Recycled auto parts have been in wide use for decades without any challenge to the quality or reliability of these parts that should affect warranty work. An irony of this recent policy shift is that recycled Honda or Hyundai parts were manufactured by Honda or Hyundai in their own factories.
Parts manufactured by the same company that produced the original vehicle are referred to as Original Equipment Manufacturers (OEM) repair parts in the automotive business. Salvage industry recyclers collect OEM parts off salvaged vehicles and offer them for sale to parts to repair shops and consumers at an average 60% savings over new OEM parts and an average 30% saving over other newly manufactured aftermarket parts. Further, those recycled parts are not of the aftermarket variety; they’re simply OEM parts that are re-used after the donor vehicle goes out of service.

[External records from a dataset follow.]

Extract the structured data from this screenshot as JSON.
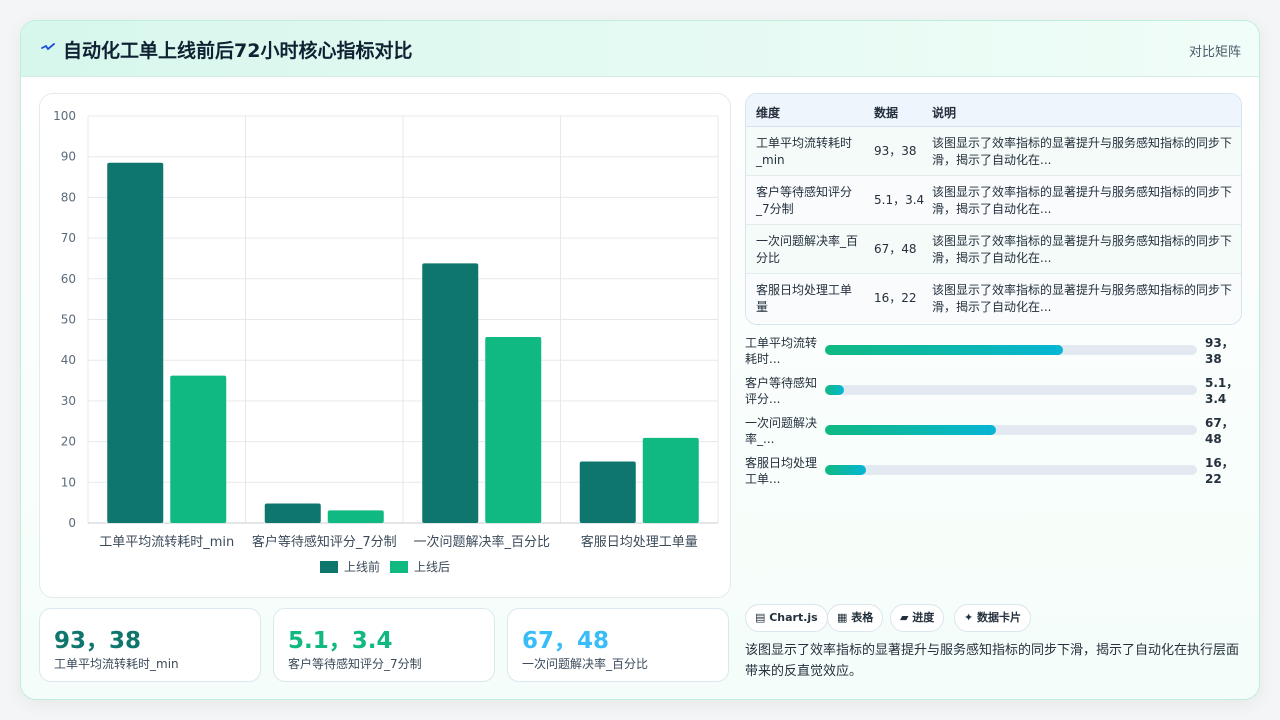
{
  "header": {
    "title": "自动化工单上线前后72小时核心指标对比",
    "tag": "对比矩阵"
  },
  "chart_data": {
    "type": "bar",
    "categories": [
      "工单平均流转耗时_min",
      "客户等待感知评分_7分制",
      "一次问题解决率_百分比",
      "客服日均处理工单量"
    ],
    "series": [
      {
        "name": "上线前",
        "values": [
          88.5,
          4.8,
          63.8,
          15.1
        ],
        "color": "#0f766e"
      },
      {
        "name": "上线后",
        "values": [
          36.2,
          3.1,
          45.7,
          20.9
        ],
        "color": "#10b981"
      }
    ],
    "ylim": [
      0,
      100
    ],
    "yticks": [
      0,
      10,
      20,
      30,
      40,
      50,
      60,
      70,
      80,
      90,
      100
    ],
    "grid": true,
    "legend": "bottom"
  },
  "table": {
    "headers": [
      "维度",
      "数据",
      "说明"
    ],
    "rows": [
      {
        "name": "工单平均流转耗时_min",
        "value": "93，38",
        "desc": "该图显示了效率指标的显著提升与服务感知指标的同步下滑，揭示了自动化在..."
      },
      {
        "name": "客户等待感知评分_7分制",
        "value": "5.1，3.4",
        "desc": "该图显示了效率指标的显著提升与服务感知指标的同步下滑，揭示了自动化在..."
      },
      {
        "name": "一次问题解决率_百分比",
        "value": "67，48",
        "desc": "该图显示了效率指标的显著提升与服务感知指标的同步下滑，揭示了自动化在..."
      },
      {
        "name": "客服日均处理工单量",
        "value": "16，22",
        "desc": "该图显示了效率指标的显著提升与服务感知指标的同步下滑，揭示了自动化在..."
      }
    ]
  },
  "progress": [
    {
      "label": "工单平均流转耗时...",
      "value": "93，38",
      "fraction": 0.64
    },
    {
      "label": "客户等待感知评分...",
      "value": "5.1，3.4",
      "fraction": 0.05
    },
    {
      "label": "一次问题解决率_...",
      "value": "67，48",
      "fraction": 0.46
    },
    {
      "label": "客服日均处理工单...",
      "value": "16，22",
      "fraction": 0.11
    }
  ],
  "kpis": [
    {
      "value": "93，38",
      "label": "工单平均流转耗时_min",
      "color": "#0f766e"
    },
    {
      "value": "5.1，3.4",
      "label": "客户等待感知评分_7分制",
      "color": "#10b981"
    },
    {
      "value": "67，48",
      "label": "一次问题解决率_百分比",
      "color": "#38bdf8"
    }
  ],
  "chips": [
    "▤ Chart.js",
    "▦ 表格",
    "▰ 进度",
    "✦ 数据卡片"
  ],
  "summary": "该图显示了效率指标的显著提升与服务感知指标的同步下滑，揭示了自动化在执行层面带来的反直觉效应。"
}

So if recycled parts originate from the OEM, reduce landfill volume by reusing automotive components destined for the garbage heap, and are cheaper for the customer then why are Honda and Hyundai warning against their use?
The most likely reason is of course that automotive sales are down with the continued sluggish economy. Auto makers are looking to grow their OEM repair parts business with a strong arm move against their customers. This leaves many consumers without a choice to use recycled parts if they are facing a voided warranty.
For it’s part, the ARA filed an official letter of complaint with the Federal Trade Commission saying that the actions of the auto makers fly in the face of the Magnuson-Moss Act of 1975, which was enacted to make warranties more straightforward.
Most consumers are not driving vehicles still under factory warranty and will not be affected by this move.
Still, it presents an interesting data point that large and profitable auto makers are putting financial pressure on their customers at a time when many consumers are wary of big business in the wake of 2008 and 2009’s bail outs.…